Remove all centerpieces and distribute note cards to jot down answers to questions about the centerpieces. After a question is read, each person shows his answer to his table. If incorrect, you are eliminated from the game. Ask questions until each table has a winner. Examples include, "What color are the flowers, candles (or other objects)?" "How many ribbons, balloons (or other object) are there?" or "What surrounds the bottom of the vase?" If all answers are incorrect, everyone continues playing. Develop a tie-breaker question requiring a number answer in case the game drags on too long. Come closest to the correct number to win. You might ask, "How many stones are inside the bowl?" or "How much did each centerpiece cost?"
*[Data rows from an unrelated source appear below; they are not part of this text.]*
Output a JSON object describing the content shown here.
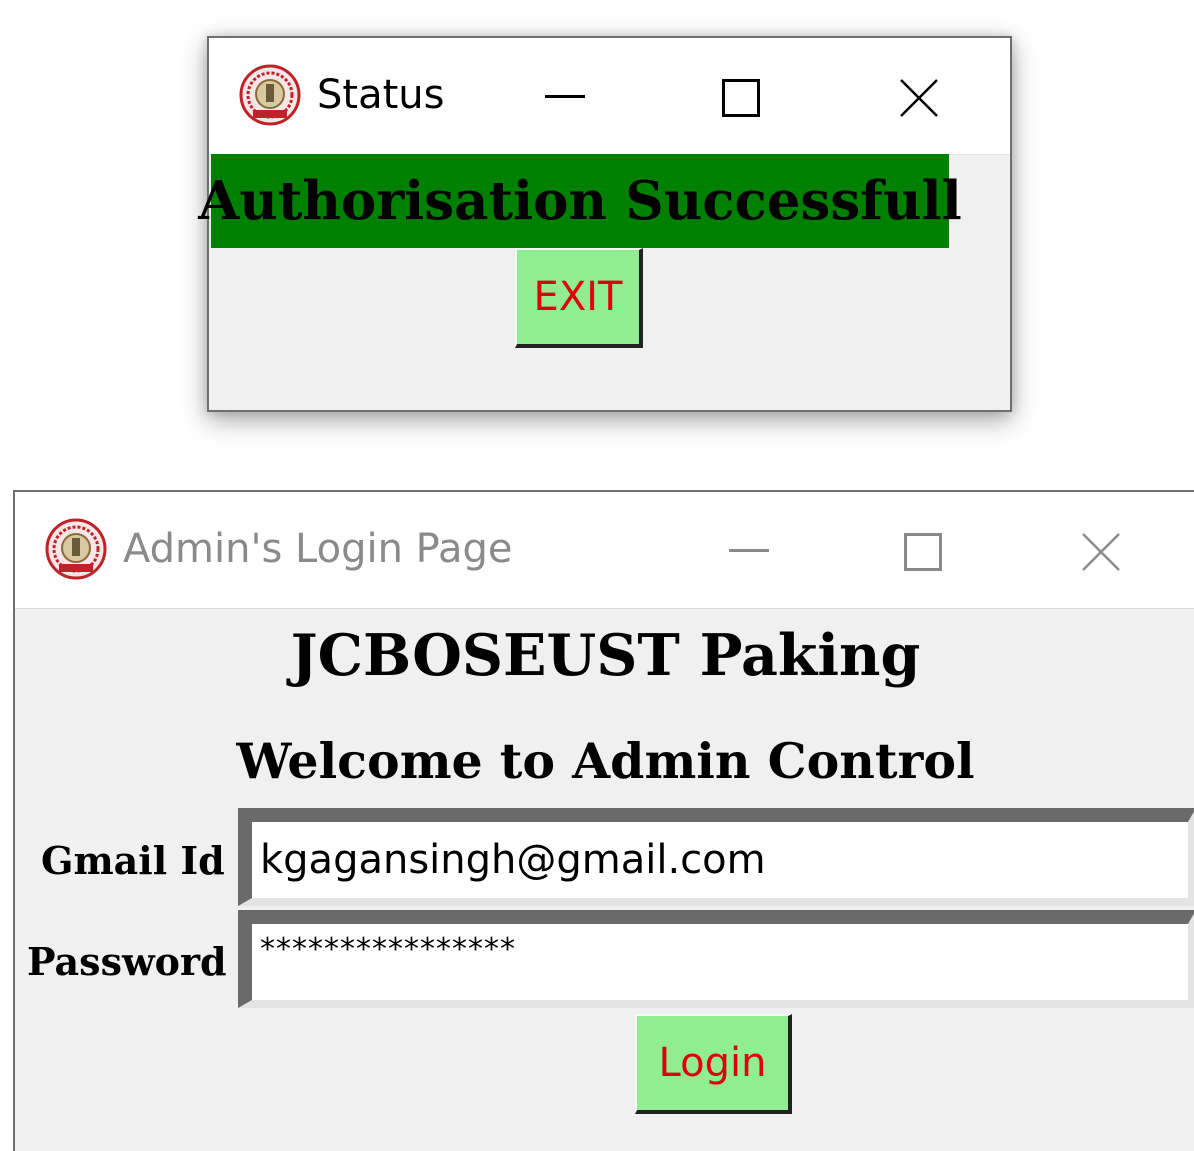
{
  "status_window": {
    "title": "Status",
    "icon": "university-emblem-icon",
    "message": "Authorisation Successfull",
    "message_bg": "#008000",
    "exit_label": "EXIT"
  },
  "login_window": {
    "title": "Admin's Login Page",
    "icon": "university-emblem-icon",
    "app_title": "JCBOSEUST Paking",
    "subtitle": "Welcome to Admin Control",
    "gmail_label": "Gmail Id",
    "gmail_value": "kgagansingh@gmail.com",
    "password_label": "Password",
    "password_value": "****************",
    "login_label": "Login"
  },
  "colors": {
    "button_bg": "#90ee90",
    "button_text": "#e0000a",
    "window_bg": "#f0f0f0"
  }
}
Ask each table a different trivia question pertaining to the honorary couple, individual or occasion. The first to raise her hand gives an answer. If correct, she receives the table's centerpiece. If incorrect, someone else guesses. Develop interesting, entertaining questions not readily known. For a wedding or bridal shower, ask "Where did (groom's name) and (bride's name) go on their first date?" or "How many kids does (groom's name) or (bride's name) want to have?: "How much did (expecting mom's name) weigh when she was born?" is a great baby shower question, while Christmas party trivia might ask about holiday songs or movies. Give multiple choice options to make answering a little easier.
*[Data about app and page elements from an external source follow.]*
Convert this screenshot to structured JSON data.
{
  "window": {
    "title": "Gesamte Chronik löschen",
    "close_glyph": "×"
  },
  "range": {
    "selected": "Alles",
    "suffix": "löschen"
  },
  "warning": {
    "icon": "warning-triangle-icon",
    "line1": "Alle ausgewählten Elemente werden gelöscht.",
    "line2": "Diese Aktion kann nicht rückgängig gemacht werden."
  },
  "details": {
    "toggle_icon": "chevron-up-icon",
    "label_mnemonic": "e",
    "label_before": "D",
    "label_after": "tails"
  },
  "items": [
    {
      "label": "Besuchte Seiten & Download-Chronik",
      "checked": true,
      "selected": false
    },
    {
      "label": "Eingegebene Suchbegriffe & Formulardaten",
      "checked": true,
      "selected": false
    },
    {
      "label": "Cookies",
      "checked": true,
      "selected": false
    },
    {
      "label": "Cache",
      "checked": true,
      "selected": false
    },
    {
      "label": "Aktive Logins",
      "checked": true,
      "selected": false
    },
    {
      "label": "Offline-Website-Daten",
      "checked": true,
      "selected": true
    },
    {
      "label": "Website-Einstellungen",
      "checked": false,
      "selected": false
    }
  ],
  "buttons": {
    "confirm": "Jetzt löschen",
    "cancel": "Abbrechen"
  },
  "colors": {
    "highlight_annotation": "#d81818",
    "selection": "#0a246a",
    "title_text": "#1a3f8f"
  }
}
Instruct guests to find a hidden message inside their table's centerpiece. Write a different message for each centerpiece, adding an element that makes them somewhat easy to spot. Tie rolled up notes with colorful ribbon or use decorative paper just visible behind an object. Each message is read aloud, revealing the winners. Notes might read, "The person here having the next birthday wins this centerpiece," "Hand the centerpiece to the couple at this table married the longest" or "This centerpiece belongs to the newest mother." Add a twist to messages to make them more interesting. For instance, "Award the centerpiece to the person here who first holds up a quarter" or "The centerpiece is yours if you are sitting to the left of the youngest guest at this table."